Website and app data records
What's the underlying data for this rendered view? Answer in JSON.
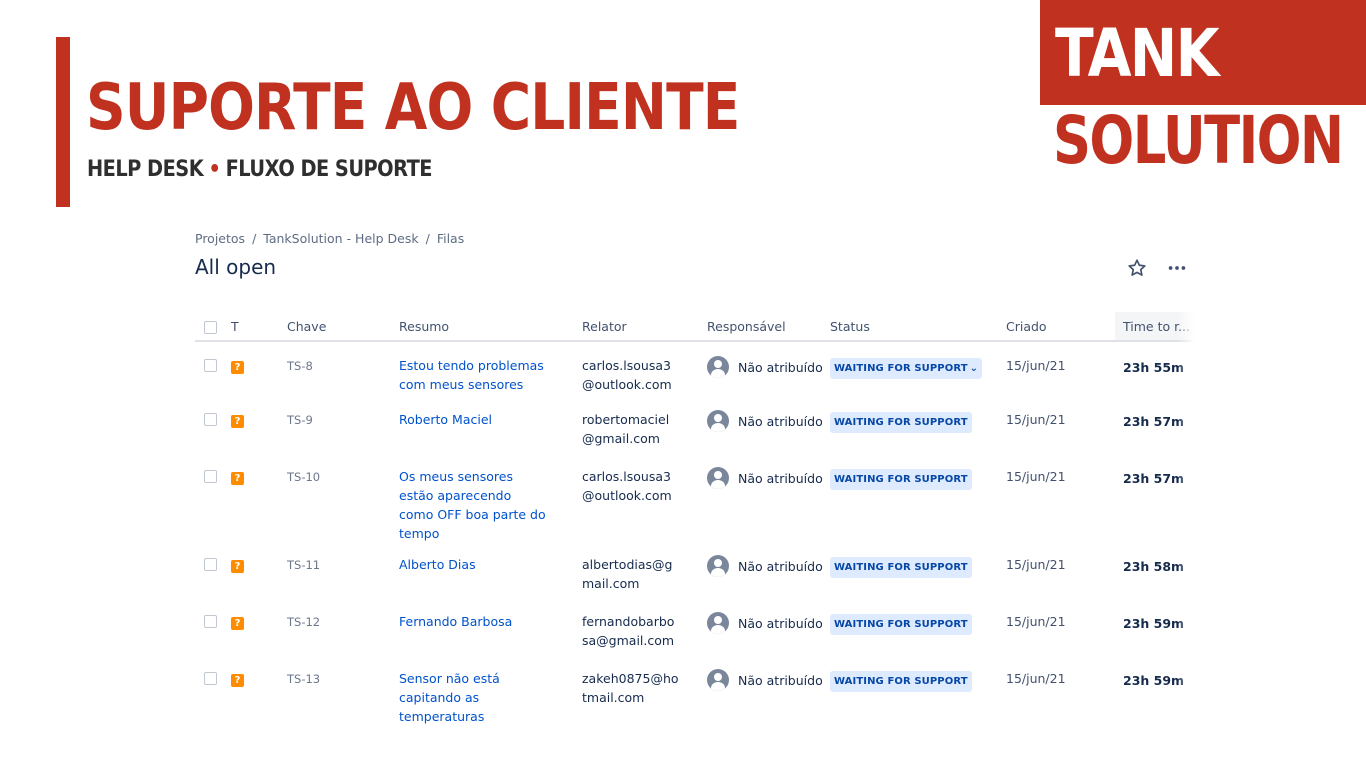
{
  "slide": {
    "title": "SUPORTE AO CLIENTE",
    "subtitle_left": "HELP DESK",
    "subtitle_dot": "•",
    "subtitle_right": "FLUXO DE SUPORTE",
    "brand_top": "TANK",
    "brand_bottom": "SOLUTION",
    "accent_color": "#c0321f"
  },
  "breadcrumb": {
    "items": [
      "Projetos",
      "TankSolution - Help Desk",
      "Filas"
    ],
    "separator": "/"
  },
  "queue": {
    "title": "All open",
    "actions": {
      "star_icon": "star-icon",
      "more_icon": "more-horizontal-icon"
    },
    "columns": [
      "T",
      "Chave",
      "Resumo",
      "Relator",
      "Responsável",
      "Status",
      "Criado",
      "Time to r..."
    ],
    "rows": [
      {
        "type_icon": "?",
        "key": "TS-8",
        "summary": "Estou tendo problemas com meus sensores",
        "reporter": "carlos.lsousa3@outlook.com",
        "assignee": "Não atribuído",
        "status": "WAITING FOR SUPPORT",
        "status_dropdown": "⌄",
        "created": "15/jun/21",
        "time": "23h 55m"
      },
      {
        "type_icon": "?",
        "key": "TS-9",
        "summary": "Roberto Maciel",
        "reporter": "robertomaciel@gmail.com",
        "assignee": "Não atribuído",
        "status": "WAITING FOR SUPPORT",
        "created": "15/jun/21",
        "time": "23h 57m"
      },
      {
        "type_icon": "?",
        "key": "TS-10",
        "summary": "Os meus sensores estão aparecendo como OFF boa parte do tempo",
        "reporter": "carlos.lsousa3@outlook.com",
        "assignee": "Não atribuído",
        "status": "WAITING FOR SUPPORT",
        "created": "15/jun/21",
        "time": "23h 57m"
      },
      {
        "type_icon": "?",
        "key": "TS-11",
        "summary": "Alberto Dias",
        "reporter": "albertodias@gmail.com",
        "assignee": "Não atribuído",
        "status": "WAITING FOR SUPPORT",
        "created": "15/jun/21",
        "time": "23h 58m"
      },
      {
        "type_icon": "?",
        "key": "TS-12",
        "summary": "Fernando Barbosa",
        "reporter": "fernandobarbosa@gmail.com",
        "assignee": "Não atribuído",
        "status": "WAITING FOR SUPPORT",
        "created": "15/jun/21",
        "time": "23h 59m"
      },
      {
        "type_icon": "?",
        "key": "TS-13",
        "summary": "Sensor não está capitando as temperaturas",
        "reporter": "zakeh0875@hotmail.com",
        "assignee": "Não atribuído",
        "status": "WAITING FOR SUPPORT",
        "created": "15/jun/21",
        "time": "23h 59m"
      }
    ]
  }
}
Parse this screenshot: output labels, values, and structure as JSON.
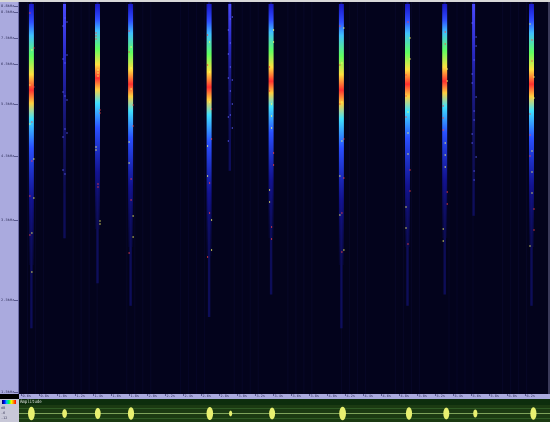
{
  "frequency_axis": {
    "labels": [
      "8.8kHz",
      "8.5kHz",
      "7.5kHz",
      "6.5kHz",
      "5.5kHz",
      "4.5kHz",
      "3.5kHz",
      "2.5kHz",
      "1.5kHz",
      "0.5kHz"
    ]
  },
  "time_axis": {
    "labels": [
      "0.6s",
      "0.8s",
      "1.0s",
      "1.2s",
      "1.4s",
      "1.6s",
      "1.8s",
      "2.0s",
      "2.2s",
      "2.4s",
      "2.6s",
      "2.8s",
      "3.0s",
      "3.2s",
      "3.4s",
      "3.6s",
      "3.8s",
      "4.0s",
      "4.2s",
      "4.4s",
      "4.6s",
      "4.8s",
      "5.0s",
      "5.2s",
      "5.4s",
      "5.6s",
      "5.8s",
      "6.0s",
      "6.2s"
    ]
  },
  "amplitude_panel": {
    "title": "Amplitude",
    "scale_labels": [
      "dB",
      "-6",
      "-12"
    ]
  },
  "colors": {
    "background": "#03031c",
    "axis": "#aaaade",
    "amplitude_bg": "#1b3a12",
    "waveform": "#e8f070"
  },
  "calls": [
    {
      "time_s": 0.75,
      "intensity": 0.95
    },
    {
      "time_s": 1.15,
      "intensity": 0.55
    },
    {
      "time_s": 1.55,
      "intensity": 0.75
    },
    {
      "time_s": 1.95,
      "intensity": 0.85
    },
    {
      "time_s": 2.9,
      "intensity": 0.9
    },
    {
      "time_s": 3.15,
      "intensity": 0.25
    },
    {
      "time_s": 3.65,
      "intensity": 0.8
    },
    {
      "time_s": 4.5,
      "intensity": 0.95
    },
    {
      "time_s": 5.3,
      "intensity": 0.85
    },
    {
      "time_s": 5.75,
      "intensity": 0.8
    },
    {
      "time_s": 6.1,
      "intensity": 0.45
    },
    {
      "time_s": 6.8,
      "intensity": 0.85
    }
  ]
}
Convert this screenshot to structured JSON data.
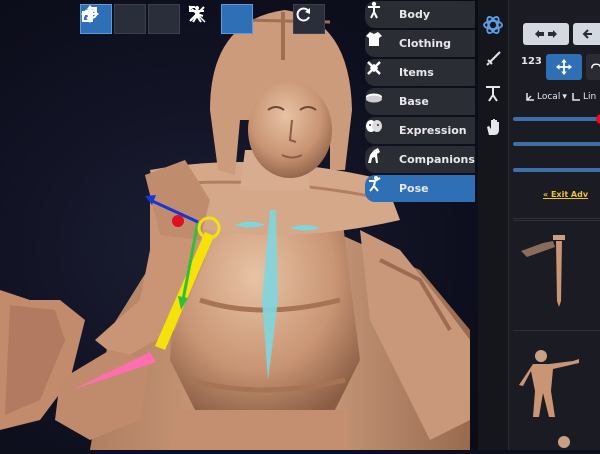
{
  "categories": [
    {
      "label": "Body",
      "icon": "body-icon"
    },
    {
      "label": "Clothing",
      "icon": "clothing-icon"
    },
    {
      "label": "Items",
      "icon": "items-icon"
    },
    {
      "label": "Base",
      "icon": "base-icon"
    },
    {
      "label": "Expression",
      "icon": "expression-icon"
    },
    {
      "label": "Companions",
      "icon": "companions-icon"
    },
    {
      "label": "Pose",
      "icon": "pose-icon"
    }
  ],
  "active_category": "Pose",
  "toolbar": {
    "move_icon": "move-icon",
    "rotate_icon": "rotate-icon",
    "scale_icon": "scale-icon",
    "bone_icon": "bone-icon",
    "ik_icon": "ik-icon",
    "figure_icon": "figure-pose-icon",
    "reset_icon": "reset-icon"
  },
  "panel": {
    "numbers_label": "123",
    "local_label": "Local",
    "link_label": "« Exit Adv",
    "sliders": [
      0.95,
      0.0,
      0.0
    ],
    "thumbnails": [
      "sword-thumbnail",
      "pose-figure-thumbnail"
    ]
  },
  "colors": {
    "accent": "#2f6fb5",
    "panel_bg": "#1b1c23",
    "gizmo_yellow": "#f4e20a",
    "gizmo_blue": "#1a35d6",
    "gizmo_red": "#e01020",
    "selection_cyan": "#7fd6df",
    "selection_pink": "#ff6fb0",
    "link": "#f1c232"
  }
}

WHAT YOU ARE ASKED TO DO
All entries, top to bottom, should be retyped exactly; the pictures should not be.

YOUR SOLUTION
What's the underlying data for this rendered view? Answer in JSON.
{
  "slide": {
    "title": "SUPORTE AO CLIENTE",
    "subtitle_left": "HELP DESK",
    "subtitle_dot": "•",
    "subtitle_right": "FLUXO DE SUPORTE",
    "brand_top": "TANK",
    "brand_bottom": "SOLUTION",
    "accent_color": "#c0321f"
  },
  "breadcrumb": {
    "items": [
      "Projetos",
      "TankSolution - Help Desk",
      "Filas"
    ],
    "separator": "/"
  },
  "queue": {
    "title": "All open",
    "actions": {
      "star_icon": "star-icon",
      "more_icon": "more-horizontal-icon"
    },
    "columns": [
      "T",
      "Chave",
      "Resumo",
      "Relator",
      "Responsável",
      "Status",
      "Criado",
      "Time to r..."
    ],
    "rows": [
      {
        "type_icon": "?",
        "key": "TS-8",
        "summary": "Estou tendo problemas com meus sensores",
        "reporter": "carlos.lsousa3@outlook.com",
        "assignee": "Não atribuído",
        "status": "WAITING FOR SUPPORT",
        "status_dropdown": "⌄",
        "created": "15/jun/21",
        "time": "23h 55m"
      },
      {
        "type_icon": "?",
        "key": "TS-9",
        "summary": "Roberto Maciel",
        "reporter": "robertomaciel@gmail.com",
        "assignee": "Não atribuído",
        "status": "WAITING FOR SUPPORT",
        "created": "15/jun/21",
        "time": "23h 57m"
      },
      {
        "type_icon": "?",
        "key": "TS-10",
        "summary": "Os meus sensores estão aparecendo como OFF boa parte do tempo",
        "reporter": "carlos.lsousa3@outlook.com",
        "assignee": "Não atribuído",
        "status": "WAITING FOR SUPPORT",
        "created": "15/jun/21",
        "time": "23h 57m"
      },
      {
        "type_icon": "?",
        "key": "TS-11",
        "summary": "Alberto Dias",
        "reporter": "albertodias@gmail.com",
        "assignee": "Não atribuído",
        "status": "WAITING FOR SUPPORT",
        "created": "15/jun/21",
        "time": "23h 58m"
      },
      {
        "type_icon": "?",
        "key": "TS-12",
        "summary": "Fernando Barbosa",
        "reporter": "fernandobarbosa@gmail.com",
        "assignee": "Não atribuído",
        "status": "WAITING FOR SUPPORT",
        "created": "15/jun/21",
        "time": "23h 59m"
      },
      {
        "type_icon": "?",
        "key": "TS-13",
        "summary": "Sensor não está capitando as temperaturas",
        "reporter": "zakeh0875@hotmail.com",
        "assignee": "Não atribuído",
        "status": "WAITING FOR SUPPORT",
        "created": "15/jun/21",
        "time": "23h 59m"
      }
    ]
  }
}
Parse this screenshot: output labels, values, and structure as JSON.
{
  "frequency_axis": {
    "labels": [
      "8.8kHz",
      "8.5kHz",
      "7.5kHz",
      "6.5kHz",
      "5.5kHz",
      "4.5kHz",
      "3.5kHz",
      "2.5kHz",
      "1.5kHz",
      "0.5kHz"
    ]
  },
  "time_axis": {
    "labels": [
      "0.6s",
      "0.8s",
      "1.0s",
      "1.2s",
      "1.4s",
      "1.6s",
      "1.8s",
      "2.0s",
      "2.2s",
      "2.4s",
      "2.6s",
      "2.8s",
      "3.0s",
      "3.2s",
      "3.4s",
      "3.6s",
      "3.8s",
      "4.0s",
      "4.2s",
      "4.4s",
      "4.6s",
      "4.8s",
      "5.0s",
      "5.2s",
      "5.4s",
      "5.6s",
      "5.8s",
      "6.0s",
      "6.2s"
    ]
  },
  "amplitude_panel": {
    "title": "Amplitude",
    "scale_labels": [
      "dB",
      "-6",
      "-12"
    ]
  },
  "colors": {
    "background": "#03031c",
    "axis": "#aaaade",
    "amplitude_bg": "#1b3a12",
    "waveform": "#e8f070"
  },
  "calls": [
    {
      "time_s": 0.75,
      "intensity": 0.95
    },
    {
      "time_s": 1.15,
      "intensity": 0.55
    },
    {
      "time_s": 1.55,
      "intensity": 0.75
    },
    {
      "time_s": 1.95,
      "intensity": 0.85
    },
    {
      "time_s": 2.9,
      "intensity": 0.9
    },
    {
      "time_s": 3.15,
      "intensity": 0.25
    },
    {
      "time_s": 3.65,
      "intensity": 0.8
    },
    {
      "time_s": 4.5,
      "intensity": 0.95
    },
    {
      "time_s": 5.3,
      "intensity": 0.85
    },
    {
      "time_s": 5.75,
      "intensity": 0.8
    },
    {
      "time_s": 6.1,
      "intensity": 0.45
    },
    {
      "time_s": 6.8,
      "intensity": 0.85
    }
  ]
}
Convert this screenshot to structured JSON data.
{
  "categories": [
    {
      "label": "Body",
      "icon": "body-icon"
    },
    {
      "label": "Clothing",
      "icon": "clothing-icon"
    },
    {
      "label": "Items",
      "icon": "items-icon"
    },
    {
      "label": "Base",
      "icon": "base-icon"
    },
    {
      "label": "Expression",
      "icon": "expression-icon"
    },
    {
      "label": "Companions",
      "icon": "companions-icon"
    },
    {
      "label": "Pose",
      "icon": "pose-icon"
    }
  ],
  "active_category": "Pose",
  "toolbar": {
    "move_icon": "move-icon",
    "rotate_icon": "rotate-icon",
    "scale_icon": "scale-icon",
    "bone_icon": "bone-icon",
    "ik_icon": "ik-icon",
    "figure_icon": "figure-pose-icon",
    "reset_icon": "reset-icon"
  },
  "panel": {
    "numbers_label": "123",
    "local_label": "Local",
    "link_label": "« Exit Adv",
    "sliders": [
      0.95,
      0.0,
      0.0
    ],
    "thumbnails": [
      "sword-thumbnail",
      "pose-figure-thumbnail"
    ]
  },
  "colors": {
    "accent": "#2f6fb5",
    "panel_bg": "#1b1c23",
    "gizmo_yellow": "#f4e20a",
    "gizmo_blue": "#1a35d6",
    "gizmo_red": "#e01020",
    "selection_cyan": "#7fd6df",
    "selection_pink": "#ff6fb0",
    "link": "#f1c232"
  }
}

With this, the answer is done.